- Dataset excerpts:
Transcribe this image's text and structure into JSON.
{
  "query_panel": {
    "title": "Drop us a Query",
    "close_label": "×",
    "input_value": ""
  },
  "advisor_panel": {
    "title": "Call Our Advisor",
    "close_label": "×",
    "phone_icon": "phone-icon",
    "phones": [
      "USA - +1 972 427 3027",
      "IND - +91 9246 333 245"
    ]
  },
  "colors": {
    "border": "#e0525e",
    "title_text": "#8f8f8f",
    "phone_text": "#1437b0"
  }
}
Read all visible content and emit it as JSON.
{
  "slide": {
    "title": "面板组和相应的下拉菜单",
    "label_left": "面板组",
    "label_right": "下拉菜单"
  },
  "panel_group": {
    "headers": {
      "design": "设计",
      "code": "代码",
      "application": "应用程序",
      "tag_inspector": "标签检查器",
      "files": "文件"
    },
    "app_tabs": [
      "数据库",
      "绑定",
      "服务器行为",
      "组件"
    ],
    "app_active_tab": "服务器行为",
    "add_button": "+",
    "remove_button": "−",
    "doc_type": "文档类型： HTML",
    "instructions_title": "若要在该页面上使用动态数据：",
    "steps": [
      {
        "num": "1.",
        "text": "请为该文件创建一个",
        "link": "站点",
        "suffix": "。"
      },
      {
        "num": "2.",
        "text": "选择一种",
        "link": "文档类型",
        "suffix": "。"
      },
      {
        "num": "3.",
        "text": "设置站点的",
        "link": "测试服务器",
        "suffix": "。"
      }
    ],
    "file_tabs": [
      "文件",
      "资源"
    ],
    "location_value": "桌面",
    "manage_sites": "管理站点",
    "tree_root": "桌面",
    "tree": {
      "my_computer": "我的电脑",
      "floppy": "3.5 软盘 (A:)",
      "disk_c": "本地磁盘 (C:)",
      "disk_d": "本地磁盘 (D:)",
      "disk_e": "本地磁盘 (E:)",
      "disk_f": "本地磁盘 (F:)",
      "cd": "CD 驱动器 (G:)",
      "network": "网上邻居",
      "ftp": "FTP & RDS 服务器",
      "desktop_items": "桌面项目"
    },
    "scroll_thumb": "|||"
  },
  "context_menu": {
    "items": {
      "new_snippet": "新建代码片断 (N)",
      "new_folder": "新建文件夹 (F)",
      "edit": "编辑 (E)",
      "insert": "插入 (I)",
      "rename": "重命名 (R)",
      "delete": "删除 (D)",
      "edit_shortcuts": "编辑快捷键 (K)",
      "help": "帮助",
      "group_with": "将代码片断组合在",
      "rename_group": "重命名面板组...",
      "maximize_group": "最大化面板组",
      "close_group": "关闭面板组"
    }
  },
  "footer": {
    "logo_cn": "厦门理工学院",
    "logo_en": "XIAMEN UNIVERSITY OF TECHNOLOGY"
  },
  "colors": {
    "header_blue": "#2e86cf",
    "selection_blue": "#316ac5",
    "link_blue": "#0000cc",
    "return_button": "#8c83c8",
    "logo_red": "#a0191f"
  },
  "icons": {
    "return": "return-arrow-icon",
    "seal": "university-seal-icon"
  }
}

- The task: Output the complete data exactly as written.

- Answer section:
Transcribe this image's text and structure into JSON.
{
  "query_panel": {
    "title": "Drop us a Query",
    "close_label": "×",
    "input_value": ""
  },
  "advisor_panel": {
    "title": "Call Our Advisor",
    "close_label": "×",
    "phone_icon": "phone-icon",
    "phones": [
      "USA - +1 972 427 3027",
      "IND - +91 9246 333 245"
    ]
  },
  "colors": {
    "border": "#e0525e",
    "title_text": "#8f8f8f",
    "phone_text": "#1437b0"
  }
}
Read all visible content and emit it as JSON.
{
  "slide": {
    "title": "面板组和相应的下拉菜单",
    "label_left": "面板组",
    "label_right": "下拉菜单"
  },
  "panel_group": {
    "headers": {
      "design": "设计",
      "code": "代码",
      "application": "应用程序",
      "tag_inspector": "标签检查器",
      "files": "文件"
    },
    "app_tabs": [
      "数据库",
      "绑定",
      "服务器行为",
      "组件"
    ],
    "app_active_tab": "服务器行为",
    "add_button": "+",
    "remove_button": "−",
    "doc_type": "文档类型： HTML",
    "instructions_title": "若要在该页面上使用动态数据：",
    "steps": [
      {
        "num": "1.",
        "text": "请为该文件创建一个",
        "link": "站点",
        "suffix": "。"
      },
      {
        "num": "2.",
        "text": "选择一种",
        "link": "文档类型",
        "suffix": "。"
      },
      {
        "num": "3.",
        "text": "设置站点的",
        "link": "测试服务器",
        "suffix": "。"
      }
    ],
    "file_tabs": [
      "文件",
      "资源"
    ],
    "location_value": "桌面",
    "manage_sites": "管理站点",
    "tree_root": "桌面",
    "tree": {
      "my_computer": "我的电脑",
      "floppy": "3.5 软盘 (A:)",
      "disk_c": "本地磁盘 (C:)",
      "disk_d": "本地磁盘 (D:)",
      "disk_e": "本地磁盘 (E:)",
      "disk_f": "本地磁盘 (F:)",
      "cd": "CD 驱动器 (G:)",
      "network": "网上邻居",
      "ftp": "FTP & RDS 服务器",
      "desktop_items": "桌面项目"
    },
    "scroll_thumb": "|||"
  },
  "context_menu": {
    "items": {
      "new_snippet": "新建代码片断 (N)",
      "new_folder": "新建文件夹 (F)",
      "edit": "编辑 (E)",
      "insert": "插入 (I)",
      "rename": "重命名 (R)",
      "delete": "删除 (D)",
      "edit_shortcuts": "编辑快捷键 (K)",
      "help": "帮助",
      "group_with": "将代码片断组合在",
      "rename_group": "重命名面板组...",
      "maximize_group": "最大化面板组",
      "close_group": "关闭面板组"
    }
  },
  "footer": {
    "logo_cn": "厦门理工学院",
    "logo_en": "XIAMEN UNIVERSITY OF TECHNOLOGY"
  },
  "colors": {
    "header_blue": "#2e86cf",
    "selection_blue": "#316ac5",
    "link_blue": "#0000cc",
    "return_button": "#8c83c8",
    "logo_red": "#a0191f"
  },
  "icons": {
    "return": "return-arrow-icon",
    "seal": "university-seal-icon"
  }
}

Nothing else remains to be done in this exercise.